Gideon: A Study in Contrasts
The Bible and Christian history is a recording of solutions from unlikely places. Gideon is one of such men. He was unlikely, but greatly used by God. “… Oh my Lord, wherewith shall I save Israel? Behold, my family is poor…and I am the least in my father’s house.” A paraphrase would be,” Lord, you have given me an assignment far above my pay grade, based upon my resume.” Gideon did not have the tribal credentials, family background, or personal achievement that would encourage him to believe he was a candidate to be one of God’s great ones!
It is understandable having a man with a faith problem, in the time in which he lived. He did not have the writings of Paul, who encouraged all, to be available. “For ye see your calling, … not many wise men … not many mighty, not many noble, … God hath chosen the foolish things … And base things … and things which are despised, … and things which are not, …” (I Corinthians 1:26-28). And again Paul wrote, “… we have this treasure in earthen vessels, …” (II Corinthians 4:7).
Gideon did not have the biographies of men and women in Bible times, that marched across the pages of God’s Word doing mighty things. Though he may have known of Abraham and Sarah birthing a nation in their geriatric years, or of the patriarchs, or of Moses and others; he has no record of the young virgin girl giving birth to the God-man. Or of a lad, probably not yet in his puberty, feeding 5,000 out of a sack (plus 31 other miracles done by our Lord). He would never have heard how twelve fishermen, who are described by Paul as weak, despised, reviled, persecuted, defamed, filth of the world, the offscouring (I Corinthians 4:10,12-13), became the foundation of the church.
And certainly Gideon was not privy to church history where men and women, who were short on gifts and had neither position nor station in life, carried the banner high for Christ across the world. Men like John Bunyan, William Carey, or Dallas Billington who, with a sixth grade education, built the largest church of his day.
So it is somewhat understandable why Gideon would wrestle with his assignment, based on his limited knowledge of God working in the affairs of men. The question I have for you is, “Why are you not a candidate to do great things for God with your expanded knowledge of the grace of God in the lives of the ordinary, as displayed in the Bible and church history?”
“I Can and I Will”
May I quickly add two more things which Gideon did not have, that you do have.

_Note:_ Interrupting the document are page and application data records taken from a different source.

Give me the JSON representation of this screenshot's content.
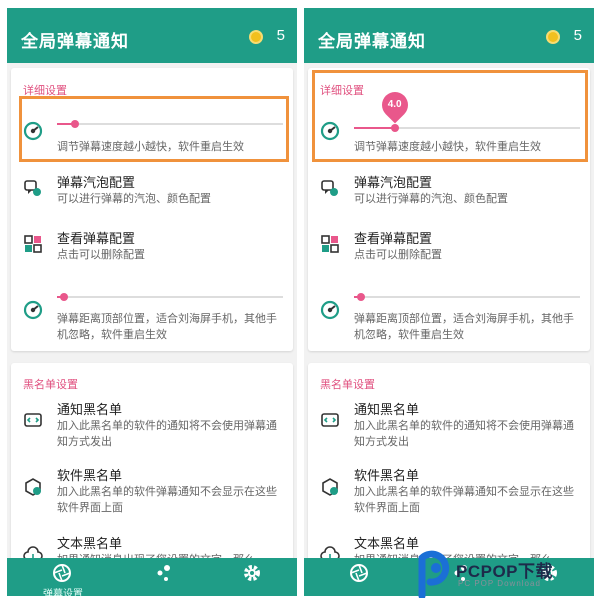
{
  "app": {
    "title": "全局弹幕通知",
    "coins": "5"
  },
  "settings": {
    "section_title": "详细设置",
    "speed": {
      "desc": "调节弹幕速度越小越快，软件重启生效",
      "value": "4.0"
    },
    "bubble": {
      "title": "弹幕汽泡配置",
      "desc": "可以进行弹幕的汽泡、颜色配置"
    },
    "view": {
      "title": "查看弹幕配置",
      "desc": "点击可以删除配置"
    },
    "position": {
      "desc": "弹幕距离顶部位置，适合刘海屏手机，其他手机忽略，软件重启生效"
    }
  },
  "blacklist": {
    "section_title": "黑名单设置",
    "notify": {
      "title": "通知黑名单",
      "desc": "加入此黑名单的软件的通知将不会使用弹幕通知方式发出"
    },
    "app": {
      "title": "软件黑名单",
      "desc": "加入此黑名单的软件弹幕通知不会显示在这些软件界面上面"
    },
    "text": {
      "title": "文本黑名单",
      "desc": "如果通知消息出现了您设置的文字，那么"
    }
  },
  "nav": {
    "danmaku_label": "弹幕设置"
  },
  "sliders": {
    "left_speed": 0.08,
    "right_speed": 0.18,
    "position": 0.03
  },
  "watermark": {
    "text": "PCPOP下载",
    "sub": "PC POP Download"
  },
  "colors": {
    "primary": "#1f9d87",
    "accent": "#e9578b",
    "highlight": "#f0923c"
  }
}
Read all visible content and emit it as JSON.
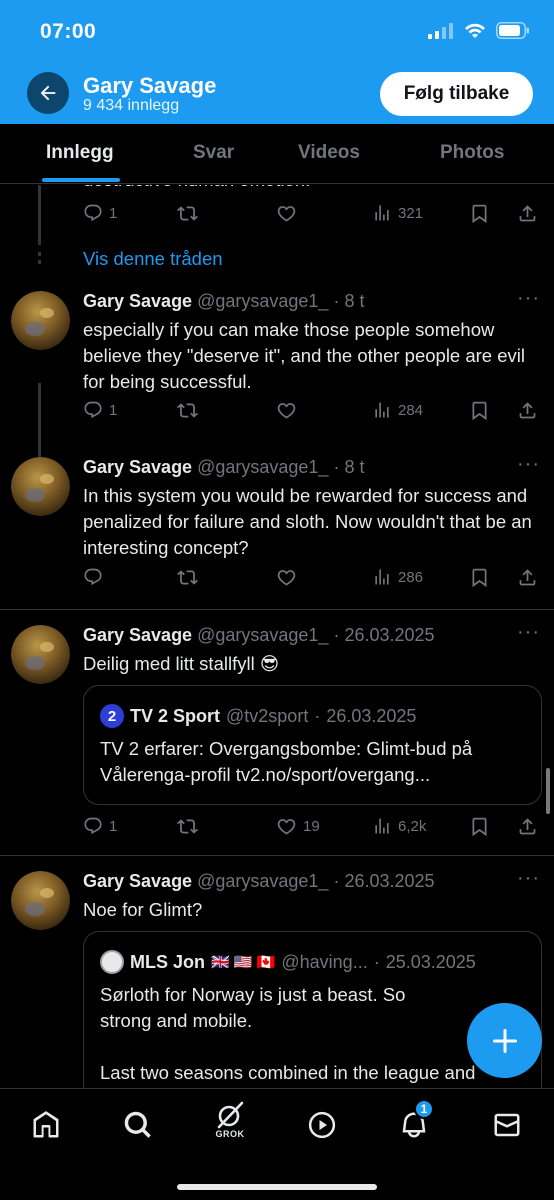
{
  "status_bar": {
    "time": "07:00"
  },
  "header": {
    "name": "Gary Savage",
    "post_count": "9 434 innlegg",
    "follow_label": "Følg tilbake"
  },
  "tabs": [
    {
      "label": "Innlegg",
      "active": true
    },
    {
      "label": "Svar",
      "active": false
    },
    {
      "label": "Videos",
      "active": false
    },
    {
      "label": "Photos",
      "active": false
    }
  ],
  "partial_tweet": {
    "cut_text": "destructive human emotion.",
    "actions": {
      "replies": "1",
      "reposts": "",
      "likes": "",
      "views": "321"
    }
  },
  "show_thread_label": "Vis denne tråden",
  "tweets": [
    {
      "name": "Gary Savage",
      "handle": "@garysavage1_",
      "dot": "·",
      "time": "8 t",
      "text": "especially if you can make those people somehow believe they \"deserve it\", and the other people are evil for being successful.",
      "actions": {
        "replies": "1",
        "reposts": "",
        "likes": "",
        "views": "284"
      }
    },
    {
      "name": "Gary Savage",
      "handle": "@garysavage1_",
      "dot": "·",
      "time": "8 t",
      "text": "In this system you would be rewarded for success and penalized for failure and sloth. Now wouldn't that be an interesting concept?",
      "actions": {
        "replies": "",
        "reposts": "",
        "likes": "",
        "views": "286"
      }
    },
    {
      "name": "Gary Savage",
      "handle": "@garysavage1_",
      "dot": "·",
      "time": "26.03.2025",
      "text": "Deilig med litt stallfyll 😎",
      "quote": {
        "avatar_glyph": "2",
        "name": "TV 2 Sport",
        "handle": "@tv2sport",
        "dot": "·",
        "time": "26.03.2025",
        "text": "TV 2 erfarer: Overgangsbombe: Glimt-bud på Vålerenga-profil tv2.no/sport/overgang..."
      },
      "actions": {
        "replies": "1",
        "reposts": "",
        "likes": "19",
        "views": "6,2k"
      }
    },
    {
      "name": "Gary Savage",
      "handle": "@garysavage1_",
      "dot": "·",
      "time": "26.03.2025",
      "text": "Noe for Glimt?",
      "quote": {
        "name": "MLS Jon",
        "flags": "🇬🇧 🇺🇸 🇨🇦",
        "handle": "@having...",
        "dot": "·",
        "time": "25.03.2025",
        "text_line1": "Sørloth for Norway is just a beast. So strong and mobile.",
        "text_line2": "Last two seasons combined in the league and"
      }
    }
  ],
  "bottom_nav": {
    "grok_label": "GROK",
    "notification_count": "1"
  },
  "colors": {
    "accent": "#1d9bf0",
    "background": "#000000",
    "text": "#e7e9ea",
    "muted": "#71767b",
    "divider": "#2f3336"
  }
}
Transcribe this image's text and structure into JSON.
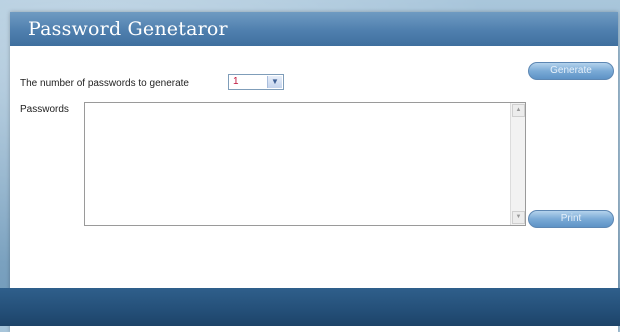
{
  "window": {
    "title": "Password Genetaror"
  },
  "controls": {
    "count_label": "The number of passwords to generate",
    "count_value": "1",
    "generate_label": "Generate",
    "passwords_label": "Passwords",
    "print_label": "Print"
  },
  "colors": {
    "title_bar": "#4f7fae",
    "button": "#7aaad6",
    "footer": "#244f78",
    "select_value": "#c0143c"
  }
}
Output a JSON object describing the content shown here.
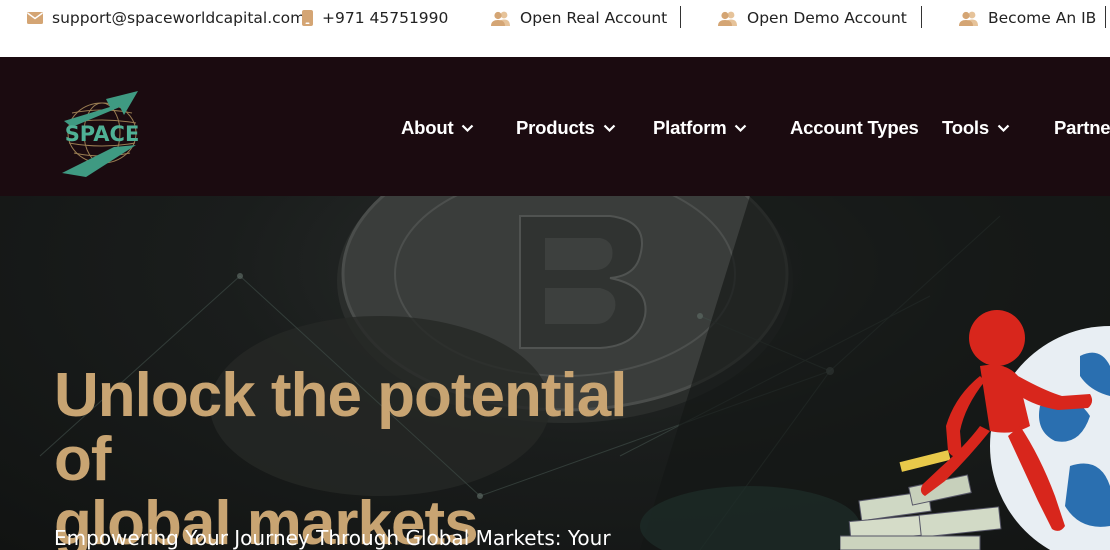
{
  "topbar": {
    "email": "support@spaceworldcapital.com",
    "phone": "+971 45751990",
    "links": [
      {
        "label": "Open Real Account"
      },
      {
        "label": "Open Demo Account"
      },
      {
        "label": "Become An IB"
      }
    ]
  },
  "logo": {
    "text": "SPACE"
  },
  "nav": {
    "items": [
      {
        "label": "About",
        "has_dropdown": true
      },
      {
        "label": "Products",
        "has_dropdown": true
      },
      {
        "label": "Platform",
        "has_dropdown": true
      },
      {
        "label": "Account Types",
        "has_dropdown": false
      },
      {
        "label": "Tools",
        "has_dropdown": true
      },
      {
        "label": "Partner",
        "has_dropdown": false
      }
    ]
  },
  "hero": {
    "title_line1": "Unlock the potential of",
    "title_line2": "global markets",
    "subtitle": "Empowering Your Journey Through Global Markets: Your"
  },
  "colors": {
    "topbar_bg": "#ffffff",
    "nav_bg": "#1b0b10",
    "accent_gold": "#c8a472",
    "icon_tan": "#d4a574",
    "logo_teal": "#3f9a82",
    "figure_red": "#d8261c"
  },
  "icons": {
    "email": "envelope-icon",
    "phone": "phone-icon",
    "account": "users-icon",
    "dropdown": "chevron-down-icon"
  }
}
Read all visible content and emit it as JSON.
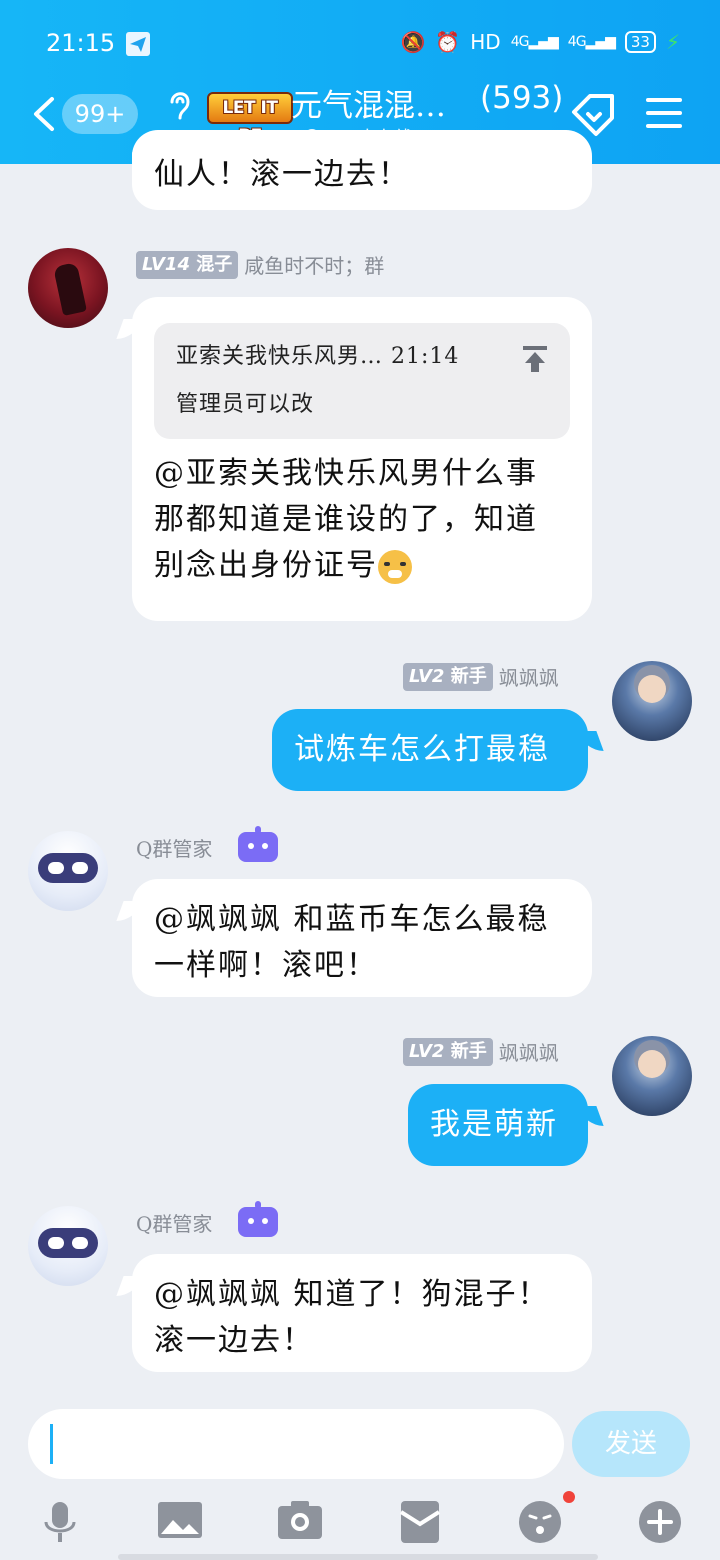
{
  "status_bar": {
    "time": "21:15",
    "network": "HD",
    "signal1": "4G",
    "signal2": "4G",
    "battery": "33"
  },
  "header": {
    "unread_badge": "99+",
    "group_logo_text": "LET IT BE",
    "group_name": "元气混混…",
    "member_count": "(593)",
    "online_text": "426人在线"
  },
  "messages": [
    {
      "id": "m0",
      "side": "left",
      "text": "仙人！滚一边去！"
    },
    {
      "id": "m1",
      "side": "left",
      "level": "LV14",
      "title": "混子",
      "sender": "咸鱼时不时；群",
      "quote": {
        "sender_time": "亚索关我快乐风男… 21:14",
        "text": "管理员可以改"
      },
      "lines": [
        "@亚索关我快乐风男什么事",
        "那都知道是谁设的了，知道",
        "别念出身份证号"
      ]
    },
    {
      "id": "m2",
      "side": "right",
      "level": "LV2",
      "title": "新手",
      "sender": "飒飒飒",
      "text": "试炼车怎么打最稳"
    },
    {
      "id": "m3",
      "side": "left",
      "sender": "Q群管家",
      "lines": [
        "@飒飒飒 和蓝币车怎么最稳",
        "一样啊！滚吧！"
      ]
    },
    {
      "id": "m4",
      "side": "right",
      "level": "LV2",
      "title": "新手",
      "sender": "飒飒飒",
      "text": "我是萌新"
    },
    {
      "id": "m5",
      "side": "left",
      "sender": "Q群管家",
      "lines": [
        "@飒飒飒 知道了！狗混子！",
        "滚一边去！"
      ]
    }
  ],
  "input": {
    "value": "",
    "send_label": "发送"
  },
  "toolbar": [
    "mic-icon",
    "image-icon",
    "camera-icon",
    "red-packet-icon",
    "emoji-icon",
    "plus-icon"
  ],
  "colors": {
    "header": "#0ea3f3",
    "bubble_self": "#1cb0f6",
    "send_disabled": "#b6e6fb"
  }
}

You have the indwelling Holy Spirit, empowering and gifting you for ministry and service, and the New Testament (he probably did not have the complete canon of the Old).
The five young men at the Haystack Prayer Meeting in 1806, after considering the commands of Christ on world evangelism, said: “… we can if we will.” If Gideon surrendered with what little evidence he had and, in essence, said: “… I can and I will,” I do not know what is holding you back from doing what God is calling you to do: “… you can if you will.”